Coco Jem Holiday and Donatella Mysecrets take you on another path down the road to a crime where the Gay Panic defense was used. Taken from the LGBTBAR.ORG:
Traditionally, the LGBTQ+ “panic” defense has been used in three ways to mitigate a case of murder to manslaughter or justified homicide.
- Defense of insanity or diminished capacity: The defendant alleges that a sexual proposition by the victim – due to their sexual orientation or gender identity – triggered a nervous breakdown in the defendant, causing an LGBTQ+ “panic.” This defense is based on an outdated psychological term, “gay panic disorder”, which was debunked by the American Psychiatric Association and removed from the DSM in 1973. Sadly, while the medical field has evolved with our increasingly just society, the legal field has yet to catch up.
- Defense of provocation: The defense of provocation allows a defendant to argue that the victim’s proposition, sometimes termed a “non-violent sexual advance,” was sufficiently “provocative” to induce the defendant to kill the victim. Defendants claiming a “provocative” advance stigmatize behavior which, on its own, is not illegal or harmful, but is only considered “provocative” when it comes from an LGBTQ+ individual.
- Defense of self-defense: Defendants claim they believed that the victim, because of their sexual orientation or gender identity/expression, was about to cause the defendant serious bodily harm. This defense is offensive and harmful because it argues that a person’s gender or sexual identity makes them more of a threat to safety.

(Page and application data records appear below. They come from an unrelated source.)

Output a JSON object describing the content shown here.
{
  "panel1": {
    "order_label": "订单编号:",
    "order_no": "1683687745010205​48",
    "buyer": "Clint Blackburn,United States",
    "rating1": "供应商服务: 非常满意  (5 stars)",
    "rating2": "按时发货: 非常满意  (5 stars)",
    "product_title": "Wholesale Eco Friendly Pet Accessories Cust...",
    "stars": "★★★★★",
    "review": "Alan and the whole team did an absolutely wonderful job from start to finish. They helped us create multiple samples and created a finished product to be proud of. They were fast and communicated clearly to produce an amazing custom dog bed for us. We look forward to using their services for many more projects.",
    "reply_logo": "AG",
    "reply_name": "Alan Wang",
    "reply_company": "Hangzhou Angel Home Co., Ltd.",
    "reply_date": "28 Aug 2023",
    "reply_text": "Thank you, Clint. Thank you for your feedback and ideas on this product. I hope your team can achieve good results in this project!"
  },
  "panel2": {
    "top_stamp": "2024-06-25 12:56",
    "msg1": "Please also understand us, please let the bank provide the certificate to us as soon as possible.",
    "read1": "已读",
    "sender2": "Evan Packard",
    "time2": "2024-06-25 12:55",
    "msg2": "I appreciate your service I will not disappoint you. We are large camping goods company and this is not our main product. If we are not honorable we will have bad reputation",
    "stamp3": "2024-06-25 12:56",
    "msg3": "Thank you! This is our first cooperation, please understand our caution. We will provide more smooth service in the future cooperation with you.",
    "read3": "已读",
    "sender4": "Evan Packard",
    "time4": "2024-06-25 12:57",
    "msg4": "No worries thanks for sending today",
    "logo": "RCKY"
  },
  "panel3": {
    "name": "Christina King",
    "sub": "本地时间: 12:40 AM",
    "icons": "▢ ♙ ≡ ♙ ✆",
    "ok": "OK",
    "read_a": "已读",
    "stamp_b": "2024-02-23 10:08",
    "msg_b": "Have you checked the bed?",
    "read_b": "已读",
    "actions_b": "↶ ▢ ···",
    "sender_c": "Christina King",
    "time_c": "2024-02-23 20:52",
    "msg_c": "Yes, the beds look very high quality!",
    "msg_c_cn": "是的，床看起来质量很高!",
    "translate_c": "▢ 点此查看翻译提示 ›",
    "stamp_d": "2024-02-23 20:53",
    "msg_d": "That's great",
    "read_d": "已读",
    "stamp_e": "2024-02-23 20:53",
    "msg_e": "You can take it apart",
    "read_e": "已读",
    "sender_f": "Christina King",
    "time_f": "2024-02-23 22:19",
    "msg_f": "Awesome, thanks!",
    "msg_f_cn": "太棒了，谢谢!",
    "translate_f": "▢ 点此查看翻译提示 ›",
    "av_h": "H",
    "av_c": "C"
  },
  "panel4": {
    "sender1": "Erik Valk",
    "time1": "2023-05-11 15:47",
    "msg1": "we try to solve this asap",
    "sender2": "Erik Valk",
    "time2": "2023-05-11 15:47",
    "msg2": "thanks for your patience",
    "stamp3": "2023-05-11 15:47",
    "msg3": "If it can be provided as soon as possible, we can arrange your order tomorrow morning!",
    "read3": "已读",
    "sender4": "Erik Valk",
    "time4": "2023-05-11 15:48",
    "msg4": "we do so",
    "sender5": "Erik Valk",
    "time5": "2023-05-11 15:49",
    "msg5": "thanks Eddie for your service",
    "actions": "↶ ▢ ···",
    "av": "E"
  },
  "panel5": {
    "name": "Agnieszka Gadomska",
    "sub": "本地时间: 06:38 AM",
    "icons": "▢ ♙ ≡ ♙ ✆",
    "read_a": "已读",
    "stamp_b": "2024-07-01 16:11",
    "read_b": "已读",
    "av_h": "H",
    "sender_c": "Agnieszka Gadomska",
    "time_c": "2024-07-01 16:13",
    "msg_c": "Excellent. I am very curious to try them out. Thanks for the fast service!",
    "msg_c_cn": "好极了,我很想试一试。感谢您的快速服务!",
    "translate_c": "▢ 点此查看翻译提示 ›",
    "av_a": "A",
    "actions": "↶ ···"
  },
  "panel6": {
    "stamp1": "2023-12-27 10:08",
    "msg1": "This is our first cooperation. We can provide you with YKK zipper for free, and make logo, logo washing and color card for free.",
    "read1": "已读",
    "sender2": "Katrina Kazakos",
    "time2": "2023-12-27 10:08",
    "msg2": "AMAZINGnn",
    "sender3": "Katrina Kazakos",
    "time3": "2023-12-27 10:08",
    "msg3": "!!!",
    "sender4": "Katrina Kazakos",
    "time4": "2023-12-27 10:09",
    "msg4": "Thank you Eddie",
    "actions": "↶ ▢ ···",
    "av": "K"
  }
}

In addition, LGBTQ+ “panic” is often employed to justify violence when the victim’s behavior falls short of the serious bodily harm standard, or the defendant used a greater amount of force than reasonably necessary to avoid danger, such as using weapons when their attacker was unarmed.